USDA Forest Service scientists convert paper pulp byproduct to graphene
These incredible properties have captured the attention of scientists and industry specialists around the world, all seeking to harness graphene’s potential for applications in electronics, energy, composites and coatings, biomedicine, and other industries.
Derived from graphite, the same graphite used in pencils and many other common use products, graphene is, ironically, one of the most expensive materials on the planet. This is because the process of chemically peeling off, or exfoliating, a single layer of graphene from graphite ore is cost-prohibitive on an industrial scale.
However, US Forest Service Scientist Dr. Zhiyong Cai and his research team, which includes co-owners Mississippi State University and Cooperative Research and Development Agreement (CRADA) partner Domtar Paper Company, have developed a more cost-effective way to produce graphene from lignin rather than graphite. Considered a low-value byproduct of the paper making industry, lignin makes the cell walls of plants rigid and woody but is also an abundant source of renewable carbon.
Cai’s team has been working on this research since 2010, when the group first received funding through a Biomass Research and Development Initiative grant. This research led to the filing of two patents.
The Forest Service pilot plant has produced a small quantity of graphene that can be provided to university and industry collaborators for further testing. Cai and his team are now working to further characterize lignin-graphene properties, including electronic/thermal conductivity, and streamlining the lignin-to-graphene conversion process.
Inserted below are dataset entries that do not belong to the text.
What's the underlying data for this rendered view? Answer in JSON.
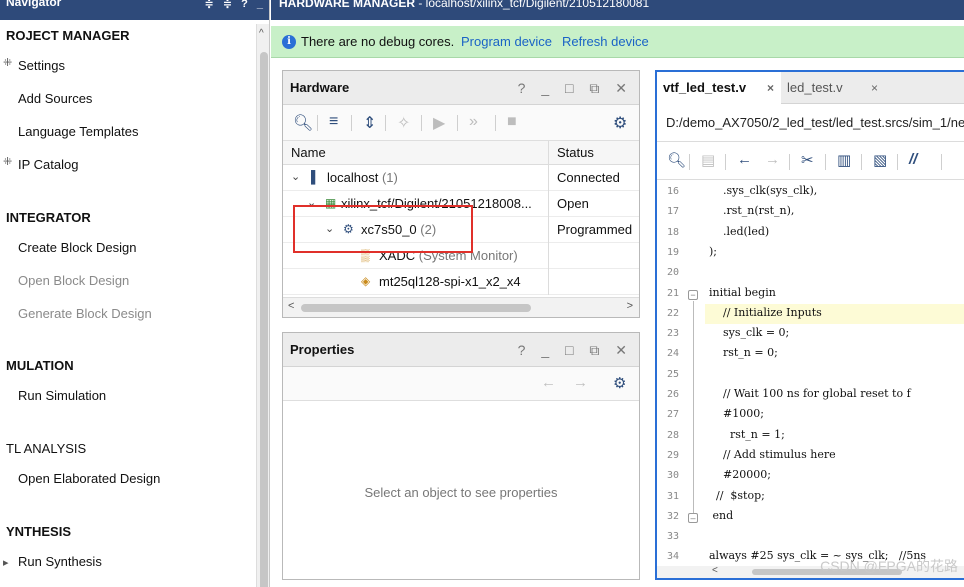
{
  "navigator": {
    "title": "Navigator",
    "controls": "≑ ≑ ? _",
    "sections": [
      {
        "label": "ROJECT MANAGER"
      },
      {
        "label": "INTEGRATOR"
      },
      {
        "label": "MULATION"
      },
      {
        "label": "TL ANALYSIS"
      },
      {
        "label": "YNTHESIS"
      }
    ],
    "items": [
      {
        "label": "Settings"
      },
      {
        "label": "Add Sources"
      },
      {
        "label": "Language Templates"
      },
      {
        "label": "IP Catalog"
      },
      {
        "label": "Create Block Design"
      },
      {
        "label": "Open Block Design"
      },
      {
        "label": "Generate Block Design"
      },
      {
        "label": "Run Simulation"
      },
      {
        "label": "Open Elaborated Design"
      },
      {
        "label": "Run Synthesis"
      }
    ]
  },
  "hardware_manager": {
    "title_bold": "HARDWARE MANAGER",
    "title_rest": " - localhost/xilinx_tcf/Digilent/210512180081"
  },
  "debug_bar": {
    "message": "There are no debug cores.",
    "program_link": "Program device",
    "refresh_link": "Refresh device"
  },
  "hardware_panel": {
    "title": "Hardware",
    "controls": "? _ □ ⧉ ✕",
    "columns": [
      "Name",
      "Status"
    ],
    "rows": [
      {
        "name": "localhost",
        "count": "(1)",
        "status": "Connected"
      },
      {
        "name": "xilinx_tcf/Digilent/21051218008...",
        "count": "",
        "status": "Open"
      },
      {
        "name": "xc7s50_0",
        "count": "(2)",
        "status": "Programmed"
      },
      {
        "name": "XADC",
        "count": "(System Monitor)",
        "status": ""
      },
      {
        "name": "mt25ql128-spi-x1_x2_x4",
        "count": "",
        "status": ""
      }
    ]
  },
  "properties_panel": {
    "title": "Properties",
    "controls": "? _ □ ⧉ ✕",
    "empty_text": "Select an object to see properties"
  },
  "editor": {
    "tabs": [
      {
        "label": "vtf_led_test.v",
        "close": "×"
      },
      {
        "label": "led_test.v",
        "close": "×"
      }
    ],
    "path": "D:/demo_AX7050/2_led_test/led_test.srcs/sim_1/ne",
    "lines": [
      {
        "num": "16",
        "text": "    .sys_clk(sys_clk),"
      },
      {
        "num": "17",
        "text": "    .rst_n(rst_n),"
      },
      {
        "num": "18",
        "text": "    .led(led)"
      },
      {
        "num": "19",
        "text": ");"
      },
      {
        "num": "20",
        "text": ""
      },
      {
        "num": "21",
        "text": "initial begin"
      },
      {
        "num": "22",
        "text": "    // Initialize Inputs"
      },
      {
        "num": "23",
        "text": "    sys_clk = 0;"
      },
      {
        "num": "24",
        "text": "    rst_n = 0;"
      },
      {
        "num": "25",
        "text": ""
      },
      {
        "num": "26",
        "text": "    // Wait 100 ns for global reset to f"
      },
      {
        "num": "27",
        "text": "    #1000;"
      },
      {
        "num": "28",
        "text": "      rst_n = 1;"
      },
      {
        "num": "29",
        "text": "    // Add stimulus here"
      },
      {
        "num": "30",
        "text": "    #20000;"
      },
      {
        "num": "31",
        "text": "  //  $stop;"
      },
      {
        "num": "32",
        "text": " end"
      },
      {
        "num": "33",
        "text": ""
      },
      {
        "num": "34",
        "text": "always #25 sys_clk = ~ sys_clk;   //5ns"
      }
    ]
  },
  "watermark": "CSDN @FPGA的花路",
  "colors": {
    "title_bar": "#2e4a7a",
    "debug_bar": "#c8f0c8",
    "link": "#1a63c6",
    "selection_box": "#e0302a",
    "editor_border": "#2a6fd6"
  }
}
They will also thoroughly analyze the safety of lignin-to-graphene production.
A new book titled Graphene by Les Johnson and Joseph E. Neany sums up the state of graphene applications today: “Just about all of the economic superpowers across the globe have some sort of focus on graphene…Whoever cracks that code first is really going to have a major economic leg up across the global market for graphene itself.”